Work to be completed
Copy out every line of the data where the word "title" is found.
====== Material to process ======
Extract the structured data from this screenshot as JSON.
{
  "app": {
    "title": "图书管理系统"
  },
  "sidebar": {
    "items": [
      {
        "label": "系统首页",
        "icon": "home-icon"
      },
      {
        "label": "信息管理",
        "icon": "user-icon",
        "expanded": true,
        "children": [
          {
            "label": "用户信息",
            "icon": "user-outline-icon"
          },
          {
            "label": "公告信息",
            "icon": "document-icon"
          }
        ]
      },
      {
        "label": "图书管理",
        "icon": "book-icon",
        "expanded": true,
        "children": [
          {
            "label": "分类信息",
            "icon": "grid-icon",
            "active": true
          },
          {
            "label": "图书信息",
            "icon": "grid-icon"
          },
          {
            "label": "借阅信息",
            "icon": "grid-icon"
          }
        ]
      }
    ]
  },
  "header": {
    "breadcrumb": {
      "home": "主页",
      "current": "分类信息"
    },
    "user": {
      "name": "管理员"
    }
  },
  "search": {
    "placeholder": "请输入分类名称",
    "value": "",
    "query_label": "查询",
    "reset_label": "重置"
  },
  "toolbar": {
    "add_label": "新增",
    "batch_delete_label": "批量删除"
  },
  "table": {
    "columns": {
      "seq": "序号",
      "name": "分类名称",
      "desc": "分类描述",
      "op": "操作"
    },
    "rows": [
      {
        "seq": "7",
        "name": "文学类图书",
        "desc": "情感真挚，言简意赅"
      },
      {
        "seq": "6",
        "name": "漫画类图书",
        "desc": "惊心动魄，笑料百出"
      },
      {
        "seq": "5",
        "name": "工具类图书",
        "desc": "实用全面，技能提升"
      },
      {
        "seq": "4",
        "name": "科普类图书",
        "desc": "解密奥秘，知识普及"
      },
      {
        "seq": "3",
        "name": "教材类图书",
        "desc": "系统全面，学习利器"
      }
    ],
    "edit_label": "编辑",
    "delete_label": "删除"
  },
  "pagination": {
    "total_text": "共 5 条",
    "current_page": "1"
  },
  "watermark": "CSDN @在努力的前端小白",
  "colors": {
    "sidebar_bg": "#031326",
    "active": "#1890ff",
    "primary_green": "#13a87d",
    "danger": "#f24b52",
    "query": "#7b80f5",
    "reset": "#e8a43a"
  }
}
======
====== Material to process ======
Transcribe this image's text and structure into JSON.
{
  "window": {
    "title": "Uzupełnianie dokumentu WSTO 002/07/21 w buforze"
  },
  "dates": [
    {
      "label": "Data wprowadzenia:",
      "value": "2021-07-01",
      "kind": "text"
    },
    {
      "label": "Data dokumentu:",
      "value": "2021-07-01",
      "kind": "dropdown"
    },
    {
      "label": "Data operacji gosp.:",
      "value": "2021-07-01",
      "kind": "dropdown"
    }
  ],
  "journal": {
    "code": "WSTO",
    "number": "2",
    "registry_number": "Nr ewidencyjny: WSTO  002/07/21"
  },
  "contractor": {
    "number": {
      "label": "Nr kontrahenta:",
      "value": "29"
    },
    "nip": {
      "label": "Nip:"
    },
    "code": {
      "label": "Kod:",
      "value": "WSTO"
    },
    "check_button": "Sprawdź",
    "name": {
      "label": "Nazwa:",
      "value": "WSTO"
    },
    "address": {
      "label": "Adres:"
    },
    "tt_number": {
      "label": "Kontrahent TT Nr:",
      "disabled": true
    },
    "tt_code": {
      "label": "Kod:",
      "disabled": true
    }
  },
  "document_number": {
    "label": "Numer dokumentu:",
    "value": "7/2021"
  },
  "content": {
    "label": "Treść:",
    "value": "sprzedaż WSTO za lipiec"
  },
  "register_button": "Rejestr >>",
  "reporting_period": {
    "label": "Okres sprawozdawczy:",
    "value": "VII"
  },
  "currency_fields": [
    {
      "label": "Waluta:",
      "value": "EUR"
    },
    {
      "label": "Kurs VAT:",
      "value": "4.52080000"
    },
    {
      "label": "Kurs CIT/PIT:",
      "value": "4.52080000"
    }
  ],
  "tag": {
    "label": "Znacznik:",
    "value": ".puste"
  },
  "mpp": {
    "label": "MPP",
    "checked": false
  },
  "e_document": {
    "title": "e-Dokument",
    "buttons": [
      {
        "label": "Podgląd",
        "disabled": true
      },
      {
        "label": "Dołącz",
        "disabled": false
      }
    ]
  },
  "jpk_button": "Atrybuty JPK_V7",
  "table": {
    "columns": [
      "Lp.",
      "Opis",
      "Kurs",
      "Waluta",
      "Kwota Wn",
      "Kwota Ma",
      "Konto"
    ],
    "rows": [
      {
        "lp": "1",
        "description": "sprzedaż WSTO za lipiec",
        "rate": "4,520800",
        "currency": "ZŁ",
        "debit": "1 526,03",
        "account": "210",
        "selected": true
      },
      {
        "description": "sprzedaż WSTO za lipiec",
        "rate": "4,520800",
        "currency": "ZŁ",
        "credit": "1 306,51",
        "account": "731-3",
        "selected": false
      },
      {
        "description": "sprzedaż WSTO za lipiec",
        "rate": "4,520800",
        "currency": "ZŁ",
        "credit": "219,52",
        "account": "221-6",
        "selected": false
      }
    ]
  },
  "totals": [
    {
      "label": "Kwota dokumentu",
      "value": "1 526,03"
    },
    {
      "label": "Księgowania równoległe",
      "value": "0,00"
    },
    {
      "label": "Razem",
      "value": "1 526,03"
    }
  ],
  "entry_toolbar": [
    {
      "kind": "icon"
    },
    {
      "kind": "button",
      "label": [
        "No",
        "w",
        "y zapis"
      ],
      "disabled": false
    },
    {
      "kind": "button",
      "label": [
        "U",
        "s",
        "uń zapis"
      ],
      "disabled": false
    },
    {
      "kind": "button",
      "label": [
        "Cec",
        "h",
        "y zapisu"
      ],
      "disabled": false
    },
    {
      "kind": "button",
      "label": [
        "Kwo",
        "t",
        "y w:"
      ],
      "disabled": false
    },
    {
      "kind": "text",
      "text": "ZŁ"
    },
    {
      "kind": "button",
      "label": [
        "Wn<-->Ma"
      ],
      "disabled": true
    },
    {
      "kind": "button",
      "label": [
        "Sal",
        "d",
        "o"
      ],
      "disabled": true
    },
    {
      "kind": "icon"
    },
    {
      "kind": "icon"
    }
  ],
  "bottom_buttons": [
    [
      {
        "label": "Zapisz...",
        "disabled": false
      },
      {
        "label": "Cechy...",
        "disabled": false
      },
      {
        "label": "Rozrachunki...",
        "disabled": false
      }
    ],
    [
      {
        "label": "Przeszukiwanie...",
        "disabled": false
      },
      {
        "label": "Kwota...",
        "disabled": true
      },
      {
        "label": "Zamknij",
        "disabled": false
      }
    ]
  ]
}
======
Output for this task
    "title": "图书管理系统"
    "title": "Uzupełnianie dokumentu WSTO 002/07/21 w buforze"
    "title": "e-Dokument",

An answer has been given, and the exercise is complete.